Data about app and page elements
★ ★ ★ ★ ★

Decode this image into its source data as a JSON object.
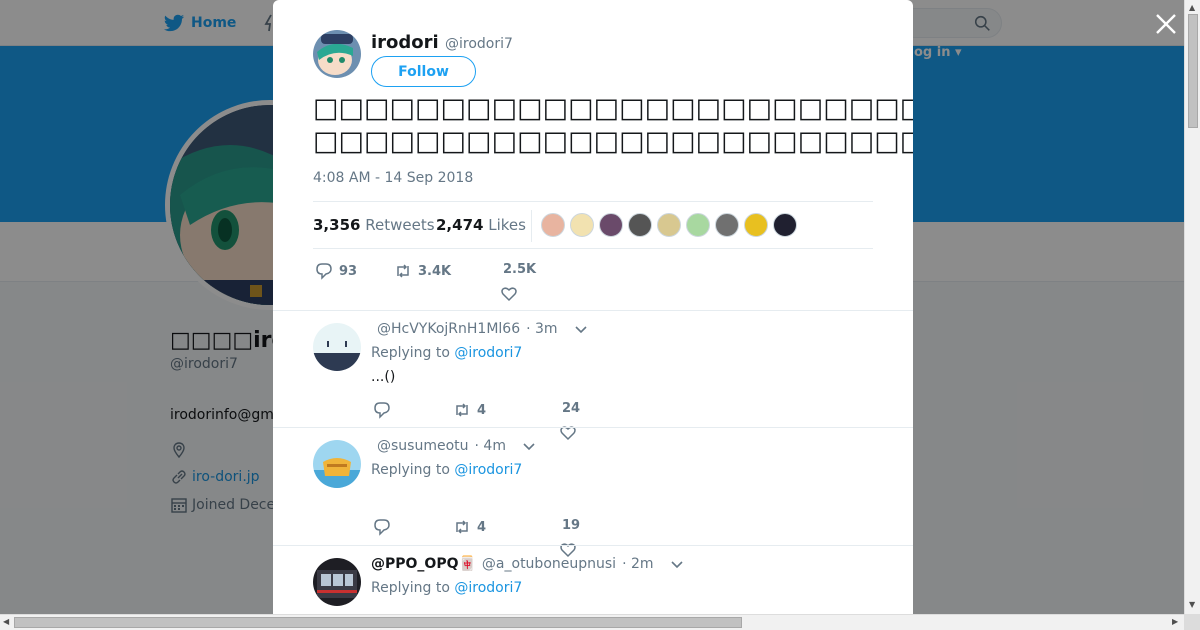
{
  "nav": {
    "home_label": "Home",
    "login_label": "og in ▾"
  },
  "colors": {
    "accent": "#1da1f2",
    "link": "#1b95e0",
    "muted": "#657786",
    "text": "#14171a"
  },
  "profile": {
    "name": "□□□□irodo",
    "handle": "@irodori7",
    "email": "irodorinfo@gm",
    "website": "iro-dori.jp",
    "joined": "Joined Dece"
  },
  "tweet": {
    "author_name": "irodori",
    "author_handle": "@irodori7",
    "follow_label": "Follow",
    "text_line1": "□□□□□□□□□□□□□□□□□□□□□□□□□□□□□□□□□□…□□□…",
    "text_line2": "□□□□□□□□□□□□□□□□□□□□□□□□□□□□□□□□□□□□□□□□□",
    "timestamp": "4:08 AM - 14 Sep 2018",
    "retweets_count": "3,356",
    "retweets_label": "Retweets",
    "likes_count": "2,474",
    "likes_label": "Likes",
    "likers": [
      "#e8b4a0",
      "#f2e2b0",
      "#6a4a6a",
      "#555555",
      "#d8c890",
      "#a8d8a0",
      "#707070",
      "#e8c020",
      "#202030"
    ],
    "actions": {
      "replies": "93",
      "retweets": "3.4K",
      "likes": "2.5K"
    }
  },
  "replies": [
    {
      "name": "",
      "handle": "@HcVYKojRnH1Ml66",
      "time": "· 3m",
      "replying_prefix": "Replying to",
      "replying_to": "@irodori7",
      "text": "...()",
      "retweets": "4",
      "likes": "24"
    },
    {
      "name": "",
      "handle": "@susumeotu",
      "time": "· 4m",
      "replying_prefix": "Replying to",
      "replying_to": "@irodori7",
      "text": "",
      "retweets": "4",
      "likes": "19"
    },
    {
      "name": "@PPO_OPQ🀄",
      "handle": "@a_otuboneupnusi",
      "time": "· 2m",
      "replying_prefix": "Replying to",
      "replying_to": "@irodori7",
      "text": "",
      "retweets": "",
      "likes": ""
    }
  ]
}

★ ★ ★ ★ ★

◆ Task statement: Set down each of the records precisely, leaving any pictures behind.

◆ Final answer:
Decode this image into its source data as a JSON object.
{
  "nav": {
    "home_label": "Home",
    "login_label": "og in ▾"
  },
  "colors": {
    "accent": "#1da1f2",
    "link": "#1b95e0",
    "muted": "#657786",
    "text": "#14171a"
  },
  "profile": {
    "name": "□□□□irodo",
    "handle": "@irodori7",
    "email": "irodorinfo@gm",
    "website": "iro-dori.jp",
    "joined": "Joined Dece"
  },
  "tweet": {
    "author_name": "irodori",
    "author_handle": "@irodori7",
    "follow_label": "Follow",
    "text_line1": "□□□□□□□□□□□□□□□□□□□□□□□□□□□□□□□□□□…□□□…",
    "text_line2": "□□□□□□□□□□□□□□□□□□□□□□□□□□□□□□□□□□□□□□□□□",
    "timestamp": "4:08 AM - 14 Sep 2018",
    "retweets_count": "3,356",
    "retweets_label": "Retweets",
    "likes_count": "2,474",
    "likes_label": "Likes",
    "likers": [
      "#e8b4a0",
      "#f2e2b0",
      "#6a4a6a",
      "#555555",
      "#d8c890",
      "#a8d8a0",
      "#707070",
      "#e8c020",
      "#202030"
    ],
    "actions": {
      "replies": "93",
      "retweets": "3.4K",
      "likes": "2.5K"
    }
  },
  "replies": [
    {
      "name": "",
      "handle": "@HcVYKojRnH1Ml66",
      "time": "· 3m",
      "replying_prefix": "Replying to",
      "replying_to": "@irodori7",
      "text": "...()",
      "retweets": "4",
      "likes": "24"
    },
    {
      "name": "",
      "handle": "@susumeotu",
      "time": "· 4m",
      "replying_prefix": "Replying to",
      "replying_to": "@irodori7",
      "text": "",
      "retweets": "4",
      "likes": "19"
    },
    {
      "name": "@PPO_OPQ🀄",
      "handle": "@a_otuboneupnusi",
      "time": "· 2m",
      "replying_prefix": "Replying to",
      "replying_to": "@irodori7",
      "text": "",
      "retweets": "",
      "likes": ""
    }
  ]
}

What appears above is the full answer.